---------- The data

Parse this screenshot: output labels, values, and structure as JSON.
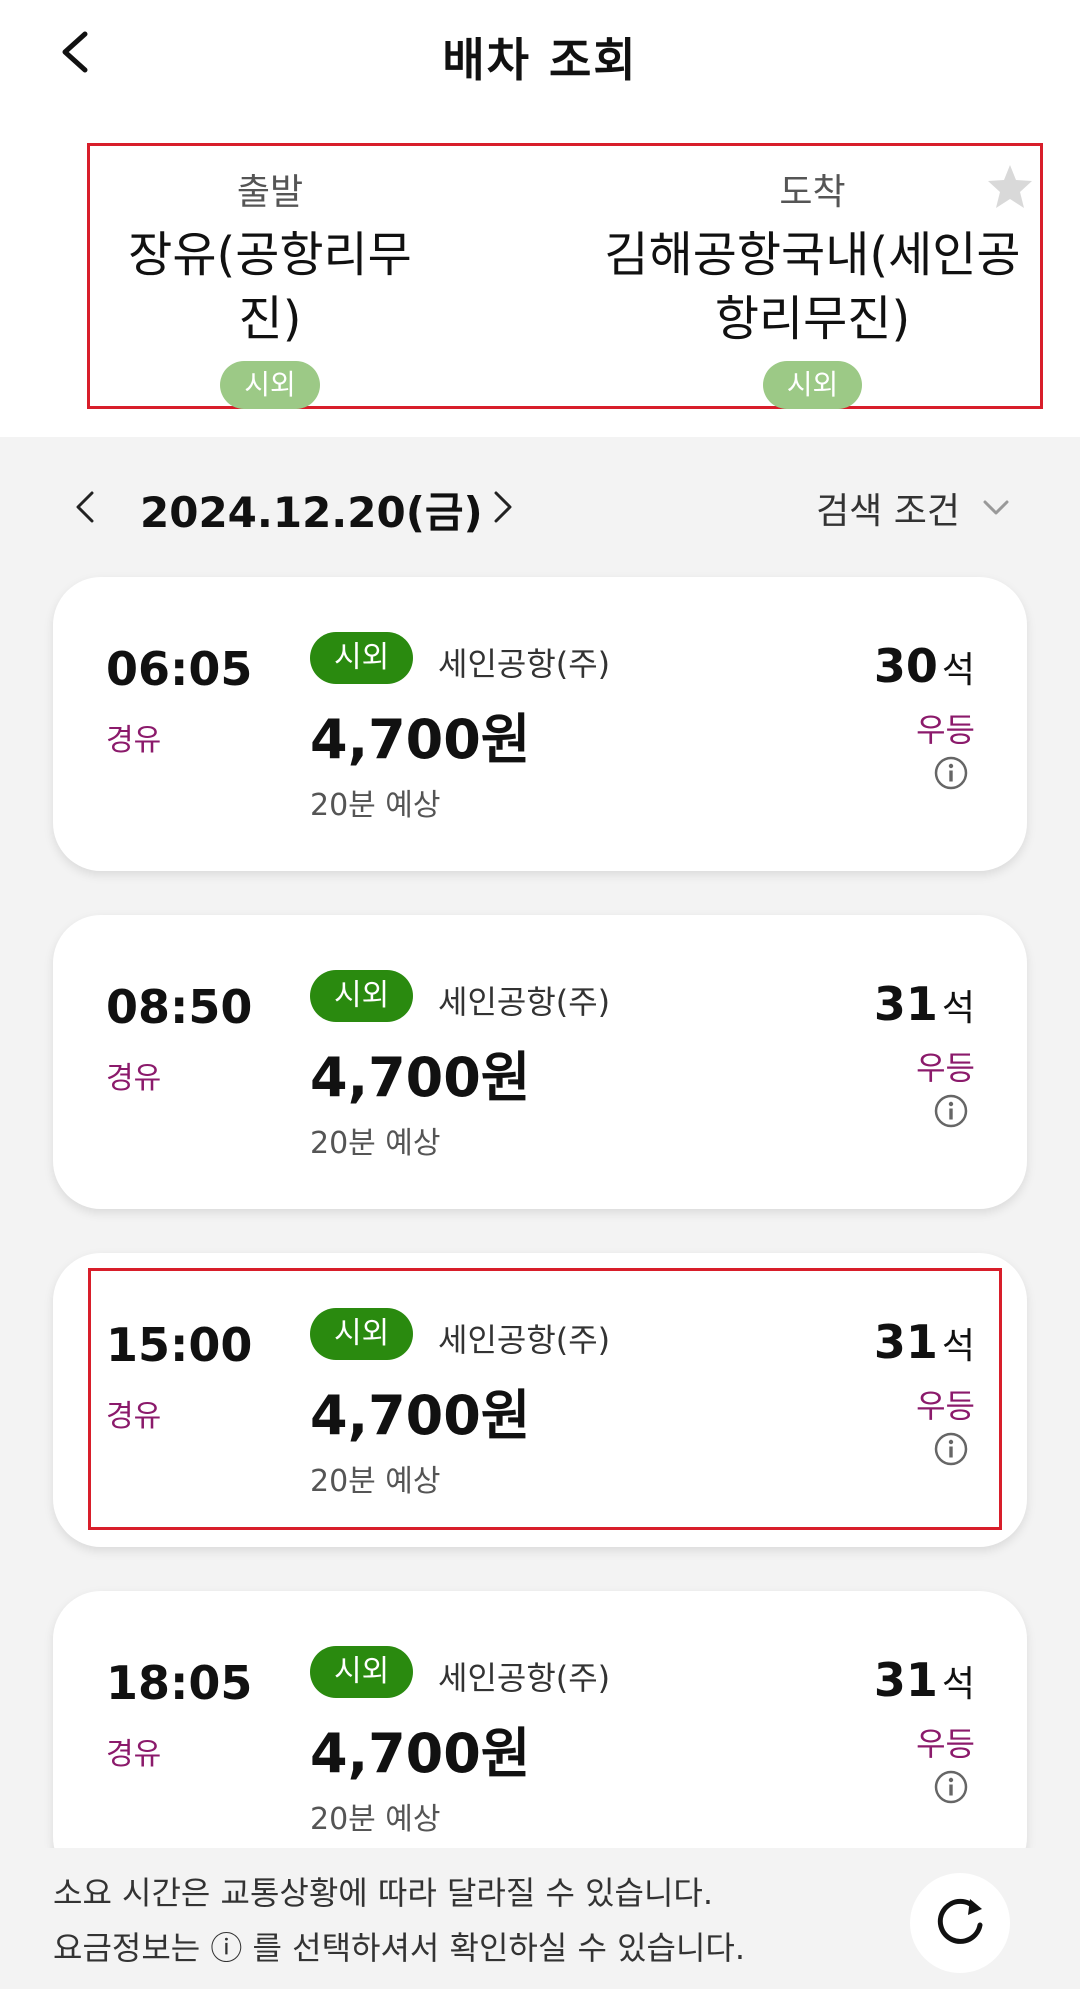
{
  "header": {
    "title": "배차 조회"
  },
  "route": {
    "depart_label": "출발",
    "depart_name": "장유(공항리무진)",
    "depart_badge": "시외",
    "arrive_label": "도착",
    "arrive_name": "김해공항국내(세인공항리무진)",
    "arrive_badge": "시외"
  },
  "datebar": {
    "date": "2024.12.20(금)",
    "search_label": "검색 조건"
  },
  "schedules": [
    {
      "time": "06:05",
      "via": "경유",
      "badge": "시외",
      "company": "세인공항(주)",
      "price": "4,700원",
      "duration": "20분 예상",
      "seats": "30",
      "seat_unit": "석",
      "grade": "우등"
    },
    {
      "time": "08:50",
      "via": "경유",
      "badge": "시외",
      "company": "세인공항(주)",
      "price": "4,700원",
      "duration": "20분 예상",
      "seats": "31",
      "seat_unit": "석",
      "grade": "우등"
    },
    {
      "time": "15:00",
      "via": "경유",
      "badge": "시외",
      "company": "세인공항(주)",
      "price": "4,700원",
      "duration": "20분 예상",
      "seats": "31",
      "seat_unit": "석",
      "grade": "우등"
    },
    {
      "time": "18:05",
      "via": "경유",
      "badge": "시외",
      "company": "세인공항(주)",
      "price": "4,700원",
      "duration": "20분 예상",
      "seats": "31",
      "seat_unit": "석",
      "grade": "우등"
    }
  ],
  "footer": {
    "line1": "소요 시간은 교통상황에 따라 달라질 수 있습니다.",
    "line2": "요금정보는 ⓘ 를 선택하셔서 확인하실 수 있습니다."
  },
  "colors": {
    "accent_dark": "#2a8a0f",
    "accent_light": "#9cc986",
    "purple": "#8b1a6b",
    "highlight": "#d81e2a"
  }
}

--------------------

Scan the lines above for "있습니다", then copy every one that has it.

    "line1": "소요 시간은 교통상황에 따라 달라질 수 있습니다.",
    "line2": "요금정보는 ⓘ 를 선택하셔서 확인하실 수 있습니다."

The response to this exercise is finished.